EXERCISE REQUIREMENTS: For this exercise, copy each line of the records that contains the word "title".
=-=-=
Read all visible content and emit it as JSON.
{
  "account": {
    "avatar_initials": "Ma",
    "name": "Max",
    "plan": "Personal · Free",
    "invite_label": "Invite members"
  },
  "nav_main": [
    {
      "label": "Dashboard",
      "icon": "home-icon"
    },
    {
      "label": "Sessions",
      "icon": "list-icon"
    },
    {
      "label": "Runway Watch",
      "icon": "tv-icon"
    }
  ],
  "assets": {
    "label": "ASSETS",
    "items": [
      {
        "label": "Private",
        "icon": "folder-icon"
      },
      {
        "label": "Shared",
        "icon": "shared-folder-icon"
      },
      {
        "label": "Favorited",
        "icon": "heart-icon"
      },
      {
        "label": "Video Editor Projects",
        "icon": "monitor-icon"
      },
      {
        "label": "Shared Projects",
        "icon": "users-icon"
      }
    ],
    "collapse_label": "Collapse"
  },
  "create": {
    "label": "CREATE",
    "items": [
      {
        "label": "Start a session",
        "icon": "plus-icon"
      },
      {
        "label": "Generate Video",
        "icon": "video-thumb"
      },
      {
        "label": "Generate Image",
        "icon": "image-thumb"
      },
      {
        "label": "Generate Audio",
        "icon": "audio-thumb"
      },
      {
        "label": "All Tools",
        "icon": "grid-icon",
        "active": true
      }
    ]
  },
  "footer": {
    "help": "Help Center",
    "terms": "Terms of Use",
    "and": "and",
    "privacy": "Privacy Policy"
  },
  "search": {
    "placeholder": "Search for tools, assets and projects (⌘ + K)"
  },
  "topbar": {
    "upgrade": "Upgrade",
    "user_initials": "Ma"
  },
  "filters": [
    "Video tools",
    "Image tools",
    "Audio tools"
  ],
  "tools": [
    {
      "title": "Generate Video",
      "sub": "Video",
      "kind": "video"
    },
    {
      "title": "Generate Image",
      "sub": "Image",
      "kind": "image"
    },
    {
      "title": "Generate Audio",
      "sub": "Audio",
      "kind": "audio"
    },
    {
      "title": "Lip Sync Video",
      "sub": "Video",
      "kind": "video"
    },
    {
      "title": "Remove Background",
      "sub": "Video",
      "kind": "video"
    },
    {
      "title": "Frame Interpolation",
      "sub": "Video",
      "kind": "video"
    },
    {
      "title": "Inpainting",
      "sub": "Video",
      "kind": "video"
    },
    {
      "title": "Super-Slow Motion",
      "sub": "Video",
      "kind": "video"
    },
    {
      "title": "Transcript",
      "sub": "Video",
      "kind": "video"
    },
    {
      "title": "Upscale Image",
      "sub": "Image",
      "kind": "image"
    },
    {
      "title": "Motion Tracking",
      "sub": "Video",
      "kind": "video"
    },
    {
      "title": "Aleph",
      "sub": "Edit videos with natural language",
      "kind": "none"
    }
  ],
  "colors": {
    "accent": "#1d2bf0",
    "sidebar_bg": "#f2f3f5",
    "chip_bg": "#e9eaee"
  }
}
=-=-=
REPLY:
      "title": "Generate Video",
      "title": "Generate Image",
      "title": "Generate Audio",
      "title": "Lip Sync Video",
      "title": "Remove Background",
      "title": "Frame Interpolation",
      "title": "Inpainting",
      "title": "Super-Slow Motion",
      "title": "Transcript",
      "title": "Upscale Image",
      "title": "Motion Tracking",
      "title": "Aleph",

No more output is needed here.